Cases before the Chancery Division, Technology and Construction Court (TCC), and Mercantile Courts that are worth less than £2m will be subject to costs management, it was confirmed yesterday.
However, the late decision to remove higher-value cases from automatic costs management has been strongly criticised by practitioners.
As reported on Litigation Futures yesterday, the changes being introduced to the CPR from 1 April will be amended so as to provide that costs management will not apply to such cases from those courts as the Chancellor of the High Court and President of the Queen’s Bench Division may direct.
This will be supported by a direction that costs management will not apply to cases where the sums in dispute exceed £2m, excluding interest and costs, except where the court so orders.
A judiciary spokesman confirmed to Litigation Futures that all cases worth less than £2m will be subject to costs management.

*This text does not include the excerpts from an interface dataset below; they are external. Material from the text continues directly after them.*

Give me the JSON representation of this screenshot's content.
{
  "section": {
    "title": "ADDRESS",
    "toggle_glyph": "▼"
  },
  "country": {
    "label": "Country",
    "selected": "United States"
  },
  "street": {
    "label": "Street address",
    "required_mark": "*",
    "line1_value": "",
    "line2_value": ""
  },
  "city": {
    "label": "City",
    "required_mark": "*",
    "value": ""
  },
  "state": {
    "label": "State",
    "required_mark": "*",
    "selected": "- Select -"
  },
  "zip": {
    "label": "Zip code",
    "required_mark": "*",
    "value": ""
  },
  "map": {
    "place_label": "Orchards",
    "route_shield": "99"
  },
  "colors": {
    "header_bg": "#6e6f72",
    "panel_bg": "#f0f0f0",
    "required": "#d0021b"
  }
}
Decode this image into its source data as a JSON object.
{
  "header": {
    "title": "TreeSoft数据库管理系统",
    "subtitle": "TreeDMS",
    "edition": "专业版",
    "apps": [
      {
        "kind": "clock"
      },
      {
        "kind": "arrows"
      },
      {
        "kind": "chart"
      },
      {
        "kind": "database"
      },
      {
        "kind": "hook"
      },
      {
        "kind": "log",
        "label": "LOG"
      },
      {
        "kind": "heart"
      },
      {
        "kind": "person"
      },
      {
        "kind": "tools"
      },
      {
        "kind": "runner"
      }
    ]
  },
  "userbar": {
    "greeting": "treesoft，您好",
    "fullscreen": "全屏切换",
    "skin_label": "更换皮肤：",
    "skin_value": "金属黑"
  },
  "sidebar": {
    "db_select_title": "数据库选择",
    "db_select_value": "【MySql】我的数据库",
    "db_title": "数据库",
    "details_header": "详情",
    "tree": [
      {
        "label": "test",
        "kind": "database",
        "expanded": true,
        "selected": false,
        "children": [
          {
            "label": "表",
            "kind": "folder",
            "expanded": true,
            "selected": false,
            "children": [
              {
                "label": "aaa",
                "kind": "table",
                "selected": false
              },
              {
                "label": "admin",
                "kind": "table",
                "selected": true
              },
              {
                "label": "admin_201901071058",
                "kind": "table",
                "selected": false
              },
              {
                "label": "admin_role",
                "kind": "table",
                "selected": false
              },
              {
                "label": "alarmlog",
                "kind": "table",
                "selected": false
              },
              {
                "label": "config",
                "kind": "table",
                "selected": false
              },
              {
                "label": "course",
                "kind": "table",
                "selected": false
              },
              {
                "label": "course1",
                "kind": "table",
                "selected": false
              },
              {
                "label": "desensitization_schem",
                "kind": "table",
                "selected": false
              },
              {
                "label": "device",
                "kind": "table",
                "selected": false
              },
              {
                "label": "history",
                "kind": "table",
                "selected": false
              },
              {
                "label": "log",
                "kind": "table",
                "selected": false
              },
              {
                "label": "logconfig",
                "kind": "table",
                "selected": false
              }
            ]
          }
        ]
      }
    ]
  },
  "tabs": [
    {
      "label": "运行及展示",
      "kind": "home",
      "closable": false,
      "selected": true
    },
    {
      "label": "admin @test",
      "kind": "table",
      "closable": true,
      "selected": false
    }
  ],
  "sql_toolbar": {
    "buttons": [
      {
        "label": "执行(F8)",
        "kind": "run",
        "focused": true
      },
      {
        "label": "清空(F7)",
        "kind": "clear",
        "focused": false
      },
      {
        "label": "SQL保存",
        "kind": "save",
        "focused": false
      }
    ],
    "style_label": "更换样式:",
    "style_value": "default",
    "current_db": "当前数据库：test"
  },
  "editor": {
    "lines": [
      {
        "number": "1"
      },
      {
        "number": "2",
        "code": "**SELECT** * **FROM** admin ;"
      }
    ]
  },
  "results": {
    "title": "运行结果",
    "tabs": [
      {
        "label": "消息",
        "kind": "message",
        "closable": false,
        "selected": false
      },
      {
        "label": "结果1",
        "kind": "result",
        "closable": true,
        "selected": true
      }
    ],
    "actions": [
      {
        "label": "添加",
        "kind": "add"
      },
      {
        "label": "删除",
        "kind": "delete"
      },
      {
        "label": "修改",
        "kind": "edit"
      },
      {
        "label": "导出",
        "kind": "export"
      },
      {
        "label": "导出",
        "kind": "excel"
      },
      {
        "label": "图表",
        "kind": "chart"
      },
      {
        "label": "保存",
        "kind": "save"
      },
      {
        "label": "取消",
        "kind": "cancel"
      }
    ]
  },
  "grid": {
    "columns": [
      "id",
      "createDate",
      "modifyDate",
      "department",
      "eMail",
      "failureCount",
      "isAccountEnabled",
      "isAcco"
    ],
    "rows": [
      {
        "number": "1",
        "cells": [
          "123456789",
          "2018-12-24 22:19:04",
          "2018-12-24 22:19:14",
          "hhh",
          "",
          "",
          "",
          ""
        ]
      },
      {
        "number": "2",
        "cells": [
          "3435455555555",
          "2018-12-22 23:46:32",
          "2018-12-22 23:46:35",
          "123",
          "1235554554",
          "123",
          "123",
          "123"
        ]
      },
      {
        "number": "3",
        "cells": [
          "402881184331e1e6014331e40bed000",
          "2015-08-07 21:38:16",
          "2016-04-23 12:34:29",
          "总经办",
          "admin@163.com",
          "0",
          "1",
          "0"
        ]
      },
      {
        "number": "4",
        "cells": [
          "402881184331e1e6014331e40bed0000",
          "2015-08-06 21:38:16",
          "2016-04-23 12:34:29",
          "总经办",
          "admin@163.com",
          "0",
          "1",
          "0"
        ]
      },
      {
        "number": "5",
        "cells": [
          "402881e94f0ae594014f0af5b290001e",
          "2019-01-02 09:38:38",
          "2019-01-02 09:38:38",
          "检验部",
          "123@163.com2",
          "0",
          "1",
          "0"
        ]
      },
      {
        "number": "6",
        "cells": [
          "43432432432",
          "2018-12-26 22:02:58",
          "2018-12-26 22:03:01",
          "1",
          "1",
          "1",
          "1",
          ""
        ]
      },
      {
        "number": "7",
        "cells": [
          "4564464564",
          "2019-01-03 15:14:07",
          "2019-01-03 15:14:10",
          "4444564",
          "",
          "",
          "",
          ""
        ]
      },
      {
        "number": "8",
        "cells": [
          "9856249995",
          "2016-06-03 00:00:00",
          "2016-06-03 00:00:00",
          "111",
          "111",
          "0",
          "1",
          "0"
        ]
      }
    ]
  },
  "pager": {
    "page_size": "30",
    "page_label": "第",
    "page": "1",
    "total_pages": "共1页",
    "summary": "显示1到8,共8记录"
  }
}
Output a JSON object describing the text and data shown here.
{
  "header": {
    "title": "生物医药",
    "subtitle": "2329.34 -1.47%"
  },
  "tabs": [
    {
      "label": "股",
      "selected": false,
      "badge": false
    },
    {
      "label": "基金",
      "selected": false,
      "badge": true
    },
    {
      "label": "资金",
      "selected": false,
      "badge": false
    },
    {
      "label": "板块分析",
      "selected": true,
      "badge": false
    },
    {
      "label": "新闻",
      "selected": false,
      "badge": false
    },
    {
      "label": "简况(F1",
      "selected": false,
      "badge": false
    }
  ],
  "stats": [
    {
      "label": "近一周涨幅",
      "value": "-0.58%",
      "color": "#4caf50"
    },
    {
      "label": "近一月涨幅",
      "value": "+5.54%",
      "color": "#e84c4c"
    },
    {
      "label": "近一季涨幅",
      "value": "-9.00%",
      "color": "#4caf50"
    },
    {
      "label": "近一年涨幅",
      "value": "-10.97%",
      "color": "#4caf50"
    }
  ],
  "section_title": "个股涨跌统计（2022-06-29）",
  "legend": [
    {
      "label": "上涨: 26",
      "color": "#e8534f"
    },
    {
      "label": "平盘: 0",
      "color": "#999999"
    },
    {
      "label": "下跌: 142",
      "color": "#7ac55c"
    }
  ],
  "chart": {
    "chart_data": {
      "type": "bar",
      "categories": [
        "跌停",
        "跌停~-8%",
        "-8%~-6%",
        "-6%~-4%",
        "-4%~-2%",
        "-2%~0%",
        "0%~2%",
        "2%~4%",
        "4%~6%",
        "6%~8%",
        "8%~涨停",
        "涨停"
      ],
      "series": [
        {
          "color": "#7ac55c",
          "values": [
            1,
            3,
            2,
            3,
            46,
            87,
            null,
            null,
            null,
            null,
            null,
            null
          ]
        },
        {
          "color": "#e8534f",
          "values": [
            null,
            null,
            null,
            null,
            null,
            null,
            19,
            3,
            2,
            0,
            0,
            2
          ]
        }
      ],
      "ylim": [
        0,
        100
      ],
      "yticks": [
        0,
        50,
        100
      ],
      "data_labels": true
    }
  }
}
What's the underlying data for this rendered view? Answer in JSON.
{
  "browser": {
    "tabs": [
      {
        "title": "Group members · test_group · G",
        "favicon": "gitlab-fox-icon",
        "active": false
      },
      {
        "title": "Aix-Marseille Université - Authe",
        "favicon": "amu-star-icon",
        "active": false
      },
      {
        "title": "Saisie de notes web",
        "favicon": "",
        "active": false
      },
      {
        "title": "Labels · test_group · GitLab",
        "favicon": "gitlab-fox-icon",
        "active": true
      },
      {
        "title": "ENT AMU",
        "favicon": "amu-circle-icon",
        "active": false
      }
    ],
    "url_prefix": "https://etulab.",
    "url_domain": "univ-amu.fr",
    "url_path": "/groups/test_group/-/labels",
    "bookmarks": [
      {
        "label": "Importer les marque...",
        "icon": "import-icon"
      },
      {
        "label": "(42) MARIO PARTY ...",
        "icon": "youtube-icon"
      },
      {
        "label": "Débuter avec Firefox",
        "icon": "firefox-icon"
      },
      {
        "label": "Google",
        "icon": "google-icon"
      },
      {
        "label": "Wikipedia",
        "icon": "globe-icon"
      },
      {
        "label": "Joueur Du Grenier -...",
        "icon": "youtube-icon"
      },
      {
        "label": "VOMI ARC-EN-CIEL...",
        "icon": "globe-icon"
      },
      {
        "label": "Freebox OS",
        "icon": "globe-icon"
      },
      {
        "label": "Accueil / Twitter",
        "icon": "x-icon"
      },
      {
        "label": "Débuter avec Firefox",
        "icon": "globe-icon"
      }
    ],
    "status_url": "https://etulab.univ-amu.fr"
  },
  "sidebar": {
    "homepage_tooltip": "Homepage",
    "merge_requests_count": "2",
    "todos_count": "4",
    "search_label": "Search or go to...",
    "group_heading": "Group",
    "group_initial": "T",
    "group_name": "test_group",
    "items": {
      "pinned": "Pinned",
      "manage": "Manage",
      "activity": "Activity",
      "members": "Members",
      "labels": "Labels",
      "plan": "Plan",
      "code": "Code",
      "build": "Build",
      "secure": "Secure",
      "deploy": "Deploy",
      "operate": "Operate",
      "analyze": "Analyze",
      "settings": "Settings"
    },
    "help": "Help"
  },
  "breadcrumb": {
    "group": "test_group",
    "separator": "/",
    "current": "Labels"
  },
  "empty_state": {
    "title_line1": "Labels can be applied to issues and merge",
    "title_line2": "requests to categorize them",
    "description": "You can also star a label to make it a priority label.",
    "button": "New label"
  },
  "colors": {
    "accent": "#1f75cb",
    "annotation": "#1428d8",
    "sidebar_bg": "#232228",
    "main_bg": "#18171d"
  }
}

Though the given reason was to bring parity with Admiralty Court and Commercial Court cases, which were always going to be exempt, there appears to be no similar threshold for cases going through those courts.
There have been strong rumours of arguments at the top of the judiciary about the application of costs management, and this decision is being seen as watering it down – especially as it was piloted in the TCC and Mercantile Courts.
Rani Mina, a partner at City firm Mayer Brown, said: “It is extraordinary that the judiciary has waited until this late stage to announce a major shift in policy on costs management. Many law firms will have spent much time and effort getting ready for implementation of the new rules on 1 April. Whilst that effort will not be wasted, the work that has been done is tailored to the new rules and may well have been approached somewhat differently.
“Many will now be wondering whether the judiciary remains committed to full implementation of the other significant reforms due to take effect from 1 April.”
There were many complaints on Twitter yesterday as the news came out. Leading e-disclosure expert Chris Dale said he saw the move as judges wriggling out of their duties, while Gerard McDermott QC said it was difficult to see the rationale for it.
Mr McDermott also questioned the implication that personal injury (PI) claimants were less important – a £6m PI claim will be “cost capped” in the Queen’s Bench Division, but not a £2.5m claim for property damage in the TCC – and voiced concern that “another effect of no controls in commercial cases may be to incline many talented lawyers away from PI”.
Leading costs expert Kerry Underwood was highly critical, asking: “In what other walk of life would you project manage only smaller plans? Rich exempt again.”